#### Data shown

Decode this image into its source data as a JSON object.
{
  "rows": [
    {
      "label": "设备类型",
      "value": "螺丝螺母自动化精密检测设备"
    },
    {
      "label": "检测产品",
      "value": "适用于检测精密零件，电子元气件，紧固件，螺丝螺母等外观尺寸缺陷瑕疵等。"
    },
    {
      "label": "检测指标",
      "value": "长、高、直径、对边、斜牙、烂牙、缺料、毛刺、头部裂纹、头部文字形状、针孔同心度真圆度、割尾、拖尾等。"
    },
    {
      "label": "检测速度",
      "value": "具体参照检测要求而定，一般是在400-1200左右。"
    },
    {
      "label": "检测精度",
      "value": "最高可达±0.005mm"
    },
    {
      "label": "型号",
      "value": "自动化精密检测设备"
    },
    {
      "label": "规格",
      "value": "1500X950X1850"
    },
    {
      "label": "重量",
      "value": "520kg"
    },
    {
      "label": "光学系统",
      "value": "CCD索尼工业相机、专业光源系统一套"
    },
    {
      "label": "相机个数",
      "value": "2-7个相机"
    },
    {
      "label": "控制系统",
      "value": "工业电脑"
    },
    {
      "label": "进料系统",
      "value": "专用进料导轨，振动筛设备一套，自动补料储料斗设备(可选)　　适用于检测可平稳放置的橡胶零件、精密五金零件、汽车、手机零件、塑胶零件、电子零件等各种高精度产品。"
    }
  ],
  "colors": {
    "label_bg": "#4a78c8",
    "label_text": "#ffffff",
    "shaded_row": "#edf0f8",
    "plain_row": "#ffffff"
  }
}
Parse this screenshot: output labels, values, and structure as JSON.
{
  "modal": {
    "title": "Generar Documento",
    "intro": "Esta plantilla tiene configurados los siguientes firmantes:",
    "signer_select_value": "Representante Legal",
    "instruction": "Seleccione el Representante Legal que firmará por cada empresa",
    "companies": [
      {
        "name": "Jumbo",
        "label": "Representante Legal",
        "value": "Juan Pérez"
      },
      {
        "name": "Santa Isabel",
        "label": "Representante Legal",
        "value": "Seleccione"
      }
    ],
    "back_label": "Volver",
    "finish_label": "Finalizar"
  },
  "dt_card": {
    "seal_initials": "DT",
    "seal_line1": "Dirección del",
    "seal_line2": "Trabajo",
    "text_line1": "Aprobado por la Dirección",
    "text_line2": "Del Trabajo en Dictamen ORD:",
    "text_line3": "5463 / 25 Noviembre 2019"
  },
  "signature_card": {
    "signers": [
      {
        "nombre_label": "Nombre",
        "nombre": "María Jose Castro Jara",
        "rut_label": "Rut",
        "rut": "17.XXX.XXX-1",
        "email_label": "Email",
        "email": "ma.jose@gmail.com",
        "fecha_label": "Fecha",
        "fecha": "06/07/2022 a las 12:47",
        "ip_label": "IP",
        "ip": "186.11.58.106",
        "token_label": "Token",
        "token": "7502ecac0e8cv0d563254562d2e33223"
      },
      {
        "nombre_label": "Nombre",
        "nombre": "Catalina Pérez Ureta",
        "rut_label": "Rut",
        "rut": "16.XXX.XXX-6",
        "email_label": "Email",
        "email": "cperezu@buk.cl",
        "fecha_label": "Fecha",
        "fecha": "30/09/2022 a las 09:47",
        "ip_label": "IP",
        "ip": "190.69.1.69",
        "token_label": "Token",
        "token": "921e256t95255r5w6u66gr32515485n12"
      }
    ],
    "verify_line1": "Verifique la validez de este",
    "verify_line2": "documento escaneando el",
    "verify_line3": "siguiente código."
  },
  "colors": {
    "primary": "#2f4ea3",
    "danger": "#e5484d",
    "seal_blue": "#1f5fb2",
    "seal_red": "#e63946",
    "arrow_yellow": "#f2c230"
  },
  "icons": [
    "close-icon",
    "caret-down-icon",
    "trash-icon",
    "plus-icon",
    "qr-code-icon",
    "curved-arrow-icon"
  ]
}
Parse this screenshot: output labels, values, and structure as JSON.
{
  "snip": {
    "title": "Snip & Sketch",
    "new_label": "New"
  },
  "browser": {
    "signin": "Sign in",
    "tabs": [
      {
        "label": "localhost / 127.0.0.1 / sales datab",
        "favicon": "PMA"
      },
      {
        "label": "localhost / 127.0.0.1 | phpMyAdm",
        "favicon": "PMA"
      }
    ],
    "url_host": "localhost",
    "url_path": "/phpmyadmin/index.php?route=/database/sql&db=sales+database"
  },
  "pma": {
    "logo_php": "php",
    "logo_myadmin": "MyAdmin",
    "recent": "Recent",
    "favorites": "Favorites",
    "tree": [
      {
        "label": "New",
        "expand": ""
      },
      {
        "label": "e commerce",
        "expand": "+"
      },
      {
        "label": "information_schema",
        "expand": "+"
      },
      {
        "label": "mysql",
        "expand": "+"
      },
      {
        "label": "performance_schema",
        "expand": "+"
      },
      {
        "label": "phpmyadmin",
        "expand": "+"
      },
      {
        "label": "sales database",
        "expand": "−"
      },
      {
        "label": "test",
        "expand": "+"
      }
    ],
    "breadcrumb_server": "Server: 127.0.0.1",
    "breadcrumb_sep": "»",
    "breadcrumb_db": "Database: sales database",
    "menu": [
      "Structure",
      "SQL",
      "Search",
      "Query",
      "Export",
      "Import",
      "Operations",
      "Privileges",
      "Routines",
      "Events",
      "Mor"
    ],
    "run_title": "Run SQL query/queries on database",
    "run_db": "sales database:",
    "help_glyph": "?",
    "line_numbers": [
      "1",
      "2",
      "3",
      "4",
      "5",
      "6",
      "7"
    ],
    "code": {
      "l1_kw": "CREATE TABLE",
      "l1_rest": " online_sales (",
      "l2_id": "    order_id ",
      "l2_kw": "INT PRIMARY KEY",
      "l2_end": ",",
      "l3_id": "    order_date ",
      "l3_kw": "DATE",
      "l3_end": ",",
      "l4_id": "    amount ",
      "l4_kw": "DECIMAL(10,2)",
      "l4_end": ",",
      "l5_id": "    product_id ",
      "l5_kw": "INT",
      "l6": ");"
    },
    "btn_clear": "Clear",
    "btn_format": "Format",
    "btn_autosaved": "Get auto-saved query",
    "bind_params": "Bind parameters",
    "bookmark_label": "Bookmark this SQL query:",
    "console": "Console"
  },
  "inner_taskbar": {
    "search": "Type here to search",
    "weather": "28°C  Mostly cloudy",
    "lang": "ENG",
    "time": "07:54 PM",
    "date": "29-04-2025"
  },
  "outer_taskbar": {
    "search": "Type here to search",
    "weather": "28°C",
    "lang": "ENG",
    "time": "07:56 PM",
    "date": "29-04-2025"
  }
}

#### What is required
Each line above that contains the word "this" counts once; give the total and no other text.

#### Task output
4